:: MATERIAL FOR THE TASK

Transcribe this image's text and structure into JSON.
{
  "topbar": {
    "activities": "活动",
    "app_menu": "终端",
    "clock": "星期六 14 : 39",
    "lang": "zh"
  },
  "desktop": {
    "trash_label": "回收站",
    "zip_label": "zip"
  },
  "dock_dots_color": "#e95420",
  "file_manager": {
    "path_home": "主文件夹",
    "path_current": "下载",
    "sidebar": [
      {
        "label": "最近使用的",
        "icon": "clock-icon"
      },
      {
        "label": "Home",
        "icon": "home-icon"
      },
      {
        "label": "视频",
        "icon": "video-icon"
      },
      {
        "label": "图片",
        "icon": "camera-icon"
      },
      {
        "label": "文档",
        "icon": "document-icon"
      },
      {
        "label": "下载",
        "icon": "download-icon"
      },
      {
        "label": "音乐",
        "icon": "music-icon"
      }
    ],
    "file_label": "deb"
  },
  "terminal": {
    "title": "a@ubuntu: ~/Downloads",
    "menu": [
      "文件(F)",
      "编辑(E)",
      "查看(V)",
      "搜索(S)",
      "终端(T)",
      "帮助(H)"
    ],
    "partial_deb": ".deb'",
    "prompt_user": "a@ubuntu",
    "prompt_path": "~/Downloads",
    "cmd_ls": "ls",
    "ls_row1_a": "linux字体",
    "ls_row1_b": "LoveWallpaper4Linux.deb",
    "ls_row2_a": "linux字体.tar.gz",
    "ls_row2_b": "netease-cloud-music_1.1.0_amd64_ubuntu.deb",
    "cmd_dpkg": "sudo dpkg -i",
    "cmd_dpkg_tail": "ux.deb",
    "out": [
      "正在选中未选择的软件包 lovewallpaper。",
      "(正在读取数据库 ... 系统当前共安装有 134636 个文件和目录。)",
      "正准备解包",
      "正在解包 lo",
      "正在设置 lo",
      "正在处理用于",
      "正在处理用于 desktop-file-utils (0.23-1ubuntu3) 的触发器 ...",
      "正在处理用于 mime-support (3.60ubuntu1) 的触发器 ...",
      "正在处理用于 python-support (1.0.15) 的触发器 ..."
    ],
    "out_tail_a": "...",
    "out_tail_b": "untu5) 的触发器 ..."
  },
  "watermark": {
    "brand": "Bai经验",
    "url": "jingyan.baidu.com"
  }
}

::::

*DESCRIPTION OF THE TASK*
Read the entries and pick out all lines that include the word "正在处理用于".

*ANSWER BOX*
      "正在处理用于",
      "正在处理用于 desktop-file-utils (0.23-1ubuntu3) 的触发器 ...",
      "正在处理用于 mime-support (3.60ubuntu1) 的触发器 ...",
      "正在处理用于 python-support (1.0.15) 的触发器 ..."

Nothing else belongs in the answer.